Even if your sixteen-year-old still has a lot to learn about the world, it’s never too early to start preparing her for the financial realities that she is going to face in adulthood. A good credit score follows your child around for life, and your teen can actually begin to build hers long before she leaves the nest. Here are four important ways that parents can introduce good habits while simultaneously bolstering a teen’s reputation with the major credit bureaus.
Good financial habits are rarely taught in schools. Your teen might be well informed about the intricacies of trigonometry and calculus while having no idea how to keep track of a personal bank account. It’s your responsibility as a parent, therefore, to take this element of your child’s education into your own hands. Invite her to pay the bills with you a few times and make sure that you are setting a good example about how to manage money. You can also explain the credit scoring process and pull your teen’s free report once a year to review with her.
One of the simplest ways to start impacting your child’s credit history is to add her as an authorized user on one of your credit cards. Whether you insist that the card should only be used in emergencies or ask your teen to pay for daily lunches with plastic, you can keep track of her purchases and make sure that she understands the importance of responsible usage. Being on the account of a parent will start to establish a child’s personal credit history with the major reporting bureaus and will extend her “length of credit” in the future. Still, make sure that you only add your teen if you have good credit yourself, because blemishes and late payments will hurt your child as well as you.
When you think that your teen has proven herself to be trustworthy, you can help her open her first personal credit card. Start small by opting for a card with a low credit limit and ensure that your daughter pays off the full amount owed each month (getting in debt and paying interest is never a good idea at a young age). If you want a less risky card for your teen, opt for a store card that can only be used at a certain retailer. Often, these cards are easier for young people to get, and they also restrict spending locations.
A good history with loans can have a very positive impact on your child’s credit score throughout her life. Still, loans can be hard to get if your teen isn’t financially independent. By co-signing your child’s loan when she goes to buy a car or makes a similarly sizeable purchase, you can ensure that she gets a better interest rate and also closely monitor her payment habits. Plus, you will both see your credit scores bolstered as long as the loan remains in good standing.

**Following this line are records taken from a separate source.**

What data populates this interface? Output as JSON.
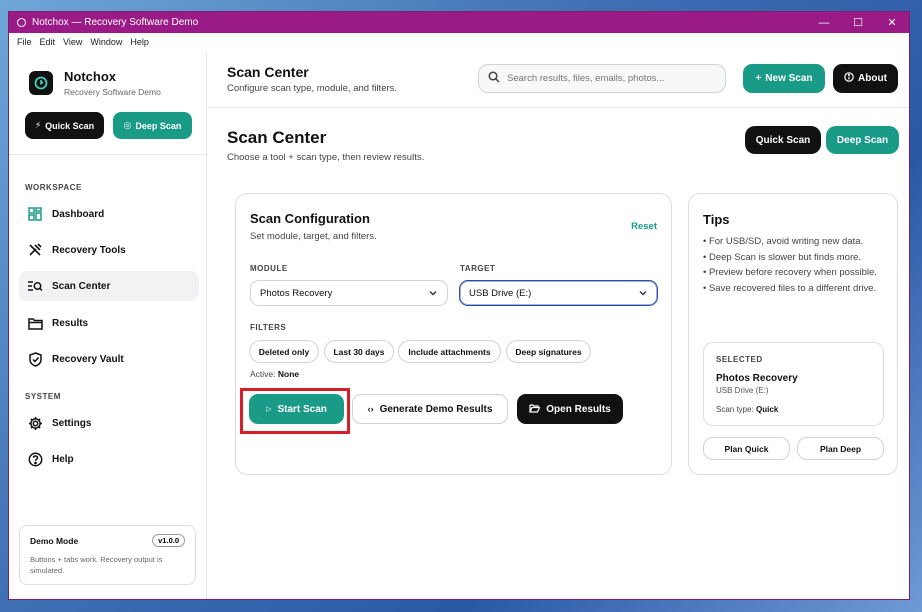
{
  "window": {
    "title": "Notchox — Recovery Software Demo",
    "controls": [
      "—",
      "☐",
      "✕"
    ]
  },
  "menu": [
    "File",
    "Edit",
    "View",
    "Window",
    "Help"
  ],
  "sidebar": {
    "brand_name": "Notchox",
    "brand_sub": "Recovery Software Demo",
    "quick_scan": "Quick Scan",
    "deep_scan": "Deep Scan",
    "workspace_label": "WORKSPACE",
    "system_label": "SYSTEM",
    "items": [
      {
        "label": "Dashboard",
        "icon": "dashboard-icon"
      },
      {
        "label": "Recovery Tools",
        "icon": "tools-icon"
      },
      {
        "label": "Scan Center",
        "icon": "scan-icon"
      },
      {
        "label": "Results",
        "icon": "folder-icon"
      },
      {
        "label": "Recovery Vault",
        "icon": "shield-icon"
      }
    ],
    "system_items": [
      {
        "label": "Settings",
        "icon": "gear-icon"
      },
      {
        "label": "Help",
        "icon": "help-icon"
      }
    ],
    "demo": {
      "title": "Demo Mode",
      "version": "v1.0.0",
      "text": "Buttons + tabs work. Recovery output is simulated."
    }
  },
  "topbar": {
    "title": "Scan Center",
    "subtitle": "Configure scan type, module, and filters.",
    "search_placeholder": "Search results, files, emails, photos...",
    "new_scan": "New Scan",
    "about": "About"
  },
  "page": {
    "title": "Scan Center",
    "subtitle": "Choose a tool + scan type, then review results.",
    "quick_scan": "Quick Scan",
    "deep_scan": "Deep Scan"
  },
  "config": {
    "title": "Scan Configuration",
    "subtitle": "Set module, target, and filters.",
    "reset": "Reset",
    "module_label": "MODULE",
    "module_value": "Photos Recovery",
    "target_label": "TARGET",
    "target_value": "USB Drive (E:)",
    "filters_label": "FILTERS",
    "filters": [
      "Deleted only",
      "Last 30 days",
      "Include attachments",
      "Deep signatures"
    ],
    "active_label": "Active:",
    "active_value": "None",
    "start_scan": "Start Scan",
    "generate": "Generate Demo Results",
    "open_results": "Open Results"
  },
  "tips": {
    "title": "Tips",
    "items": [
      "• For USB/SD, avoid writing new data.",
      "• Deep Scan is slower but finds more.",
      "• Preview before recovery when possible.",
      "• Save recovered files to a different drive."
    ],
    "selected_label": "SELECTED",
    "selected_name": "Photos Recovery",
    "selected_target": "USB Drive (E:)",
    "scan_type_label": "Scan type:",
    "scan_type_value": "Quick",
    "plan_quick": "Plan Quick",
    "plan_deep": "Plan Deep"
  },
  "colors": {
    "titlebar": "#9b1b86",
    "accent": "#1a9b88",
    "dark": "#111111",
    "highlight": "#d61f27"
  }
}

Kids face a lot of pressures when they first enter the “real world,” and you can be sure your teen will stumble occasionally. Still, if you take a few simple steps to help your child establish good credit while she’s young, this may have a positive impact on her future job prospects, choice of places to live, and ability to make important purchases.